___ The records ___

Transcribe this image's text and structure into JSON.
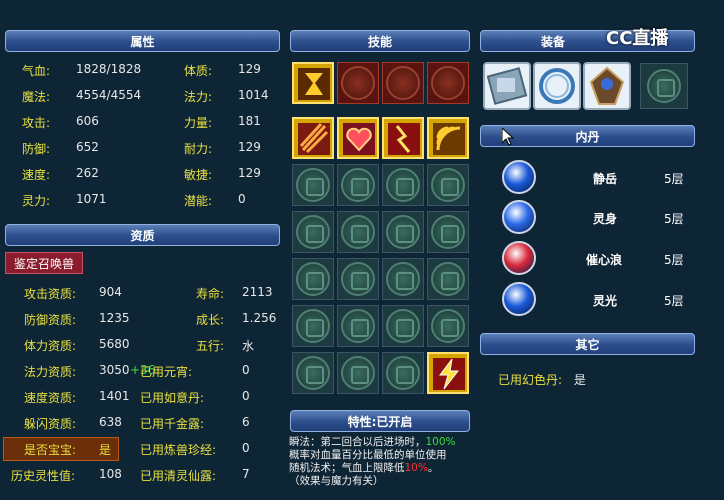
{
  "headers": {
    "attributes": "属性",
    "skills": "技能",
    "equipment": "装备",
    "inner_pill": "内丹",
    "aptitude": "资质",
    "other": "其它",
    "trait": "特性:已开启"
  },
  "logo": "CC直播",
  "attributes": [
    {
      "label": "气血:",
      "value": "1828/1828",
      "label2": "体质:",
      "value2": "129"
    },
    {
      "label": "魔法:",
      "value": "4554/4554",
      "label2": "法力:",
      "value2": "1014"
    },
    {
      "label": "攻击:",
      "value": "606",
      "label2": "力量:",
      "value2": "181"
    },
    {
      "label": "防御:",
      "value": "652",
      "label2": "耐力:",
      "value2": "129"
    },
    {
      "label": "速度:",
      "value": "262",
      "label2": "敏捷:",
      "value2": "129"
    },
    {
      "label": "灵力:",
      "value": "1071",
      "label2": "潜能:",
      "value2": "0"
    }
  ],
  "identify_button": "鉴定召唤兽",
  "aptitudes": [
    {
      "label": "攻击资质:",
      "value": "904",
      "bonus": "",
      "label2": "寿命:",
      "value2": "2113"
    },
    {
      "label": "防御资质:",
      "value": "1235",
      "bonus": "",
      "label2": "成长:",
      "value2": "1.256"
    },
    {
      "label": "体力资质:",
      "value": "5680",
      "bonus": "",
      "label2": "五行:",
      "value2": "水"
    },
    {
      "label": "法力资质:",
      "value": "3050",
      "bonus": "+36",
      "label2": "已用元宵:",
      "value2": "0"
    },
    {
      "label": "速度资质:",
      "value": "1401",
      "bonus": "",
      "label2": "已用如意丹:",
      "value2": "0"
    },
    {
      "label": "躲闪资质:",
      "value": "638",
      "bonus": "",
      "label2": "已用千金露:",
      "value2": "6"
    },
    {
      "label": "是否宝宝:",
      "value": "是",
      "bonus": "",
      "label2": "已用炼兽珍经:",
      "value2": "0"
    },
    {
      "label": "历史灵性值:",
      "value": "108",
      "bonus": "",
      "label2": "已用清灵仙露:",
      "value2": "7"
    }
  ],
  "inner_pills": [
    {
      "name": "静岳",
      "level": "5层",
      "color": "#1a5ad8"
    },
    {
      "name": "灵身",
      "level": "5层",
      "color": "#2a6ae8"
    },
    {
      "name": "催心浪",
      "level": "5层",
      "color": "#d82a3a"
    },
    {
      "name": "灵光",
      "level": "5层",
      "color": "#1a5ad8"
    }
  ],
  "other": {
    "label": "已用幻色丹:",
    "value": "是"
  },
  "trait": {
    "line1": "瞬法：第二回合以后进场时，",
    "pct1": "100%",
    "line2": "概率对血量百分比最低的单位使用",
    "line3": "随机法术；气血上限降低",
    "pct2": "10%",
    "line3_end": "。",
    "line4": "（效果与魔力有关）"
  }
}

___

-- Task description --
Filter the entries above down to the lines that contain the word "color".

-- Exercise output --
      "color": "#1a5ad8"
      "color": "#2a6ae8"
      "color": "#d82a3a"
      "color": "#1a5ad8"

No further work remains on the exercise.